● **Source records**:
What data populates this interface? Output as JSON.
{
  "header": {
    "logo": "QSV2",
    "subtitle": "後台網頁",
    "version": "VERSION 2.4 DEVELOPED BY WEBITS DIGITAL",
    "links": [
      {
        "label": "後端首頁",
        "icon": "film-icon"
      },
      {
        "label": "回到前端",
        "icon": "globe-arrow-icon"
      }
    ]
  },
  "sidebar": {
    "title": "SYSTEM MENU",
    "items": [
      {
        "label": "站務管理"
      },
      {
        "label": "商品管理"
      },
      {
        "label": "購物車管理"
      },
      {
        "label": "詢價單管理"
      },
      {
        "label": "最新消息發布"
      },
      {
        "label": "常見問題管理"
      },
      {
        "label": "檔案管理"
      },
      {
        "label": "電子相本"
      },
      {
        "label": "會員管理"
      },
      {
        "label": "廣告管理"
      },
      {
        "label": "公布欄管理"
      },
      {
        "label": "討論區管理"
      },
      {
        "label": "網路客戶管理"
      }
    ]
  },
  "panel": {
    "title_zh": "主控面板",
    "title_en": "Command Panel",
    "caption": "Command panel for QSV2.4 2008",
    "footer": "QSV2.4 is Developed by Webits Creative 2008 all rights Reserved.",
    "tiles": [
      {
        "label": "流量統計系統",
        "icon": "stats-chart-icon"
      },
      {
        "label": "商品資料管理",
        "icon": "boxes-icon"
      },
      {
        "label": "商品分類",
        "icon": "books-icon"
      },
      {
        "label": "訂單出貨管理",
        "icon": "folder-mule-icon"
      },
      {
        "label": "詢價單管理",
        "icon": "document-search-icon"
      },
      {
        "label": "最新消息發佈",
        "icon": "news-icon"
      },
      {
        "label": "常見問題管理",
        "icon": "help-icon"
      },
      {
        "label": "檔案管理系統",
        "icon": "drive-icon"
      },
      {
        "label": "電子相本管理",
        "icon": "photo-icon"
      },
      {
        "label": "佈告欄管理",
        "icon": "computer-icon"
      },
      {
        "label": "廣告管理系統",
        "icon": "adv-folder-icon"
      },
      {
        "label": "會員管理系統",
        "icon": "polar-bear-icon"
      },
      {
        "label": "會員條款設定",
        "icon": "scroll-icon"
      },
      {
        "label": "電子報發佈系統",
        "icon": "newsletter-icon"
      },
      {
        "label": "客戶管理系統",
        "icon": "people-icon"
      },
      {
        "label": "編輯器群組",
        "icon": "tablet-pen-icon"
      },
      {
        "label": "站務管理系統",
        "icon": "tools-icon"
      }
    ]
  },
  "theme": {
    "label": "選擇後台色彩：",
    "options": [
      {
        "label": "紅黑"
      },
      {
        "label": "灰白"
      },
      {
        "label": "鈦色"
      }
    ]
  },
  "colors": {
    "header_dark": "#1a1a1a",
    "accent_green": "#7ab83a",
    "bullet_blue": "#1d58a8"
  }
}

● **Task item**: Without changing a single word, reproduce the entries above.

● **Solution to this exercise**:
What data populates this interface? Output as JSON.
{
  "header": {
    "logo": "QSV2",
    "subtitle": "後台網頁",
    "version": "VERSION 2.4 DEVELOPED BY WEBITS DIGITAL",
    "links": [
      {
        "label": "後端首頁",
        "icon": "film-icon"
      },
      {
        "label": "回到前端",
        "icon": "globe-arrow-icon"
      }
    ]
  },
  "sidebar": {
    "title": "SYSTEM MENU",
    "items": [
      {
        "label": "站務管理"
      },
      {
        "label": "商品管理"
      },
      {
        "label": "購物車管理"
      },
      {
        "label": "詢價單管理"
      },
      {
        "label": "最新消息發布"
      },
      {
        "label": "常見問題管理"
      },
      {
        "label": "檔案管理"
      },
      {
        "label": "電子相本"
      },
      {
        "label": "會員管理"
      },
      {
        "label": "廣告管理"
      },
      {
        "label": "公布欄管理"
      },
      {
        "label": "討論區管理"
      },
      {
        "label": "網路客戶管理"
      }
    ]
  },
  "panel": {
    "title_zh": "主控面板",
    "title_en": "Command Panel",
    "caption": "Command panel for QSV2.4 2008",
    "footer": "QSV2.4 is Developed by Webits Creative 2008 all rights Reserved.",
    "tiles": [
      {
        "label": "流量統計系統",
        "icon": "stats-chart-icon"
      },
      {
        "label": "商品資料管理",
        "icon": "boxes-icon"
      },
      {
        "label": "商品分類",
        "icon": "books-icon"
      },
      {
        "label": "訂單出貨管理",
        "icon": "folder-mule-icon"
      },
      {
        "label": "詢價單管理",
        "icon": "document-search-icon"
      },
      {
        "label": "最新消息發佈",
        "icon": "news-icon"
      },
      {
        "label": "常見問題管理",
        "icon": "help-icon"
      },
      {
        "label": "檔案管理系統",
        "icon": "drive-icon"
      },
      {
        "label": "電子相本管理",
        "icon": "photo-icon"
      },
      {
        "label": "佈告欄管理",
        "icon": "computer-icon"
      },
      {
        "label": "廣告管理系統",
        "icon": "adv-folder-icon"
      },
      {
        "label": "會員管理系統",
        "icon": "polar-bear-icon"
      },
      {
        "label": "會員條款設定",
        "icon": "scroll-icon"
      },
      {
        "label": "電子報發佈系統",
        "icon": "newsletter-icon"
      },
      {
        "label": "客戶管理系統",
        "icon": "people-icon"
      },
      {
        "label": "編輯器群組",
        "icon": "tablet-pen-icon"
      },
      {
        "label": "站務管理系統",
        "icon": "tools-icon"
      }
    ]
  },
  "theme": {
    "label": "選擇後台色彩：",
    "options": [
      {
        "label": "紅黑"
      },
      {
        "label": "灰白"
      },
      {
        "label": "鈦色"
      }
    ]
  },
  "colors": {
    "header_dark": "#1a1a1a",
    "accent_green": "#7ab83a",
    "bullet_blue": "#1d58a8"
  }
}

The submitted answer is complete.